*** Opening of Data supplied ***
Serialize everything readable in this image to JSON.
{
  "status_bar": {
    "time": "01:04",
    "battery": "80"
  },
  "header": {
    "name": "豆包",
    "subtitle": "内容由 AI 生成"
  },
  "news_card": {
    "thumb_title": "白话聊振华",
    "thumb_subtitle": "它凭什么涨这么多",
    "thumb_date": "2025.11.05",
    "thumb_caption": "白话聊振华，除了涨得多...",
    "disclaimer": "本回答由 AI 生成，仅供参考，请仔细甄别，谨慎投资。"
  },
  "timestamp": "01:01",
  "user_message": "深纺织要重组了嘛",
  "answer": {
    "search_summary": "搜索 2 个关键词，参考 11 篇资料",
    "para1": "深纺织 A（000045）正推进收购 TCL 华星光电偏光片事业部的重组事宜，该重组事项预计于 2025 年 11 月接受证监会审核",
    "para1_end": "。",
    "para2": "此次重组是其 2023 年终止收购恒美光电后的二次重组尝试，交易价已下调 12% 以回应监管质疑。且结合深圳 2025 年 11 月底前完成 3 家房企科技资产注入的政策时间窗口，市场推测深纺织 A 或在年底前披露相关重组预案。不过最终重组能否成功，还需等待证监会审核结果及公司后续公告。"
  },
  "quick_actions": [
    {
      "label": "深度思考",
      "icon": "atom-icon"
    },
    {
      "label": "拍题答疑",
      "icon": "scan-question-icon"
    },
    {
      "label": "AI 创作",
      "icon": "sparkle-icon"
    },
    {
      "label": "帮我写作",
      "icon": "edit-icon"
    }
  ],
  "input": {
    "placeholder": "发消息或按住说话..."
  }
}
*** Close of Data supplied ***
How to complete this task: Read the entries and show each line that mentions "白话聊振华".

Output of the task:
    "thumb_title": "白话聊振华",
    "thumb_caption": "白话聊振华，除了涨得多...",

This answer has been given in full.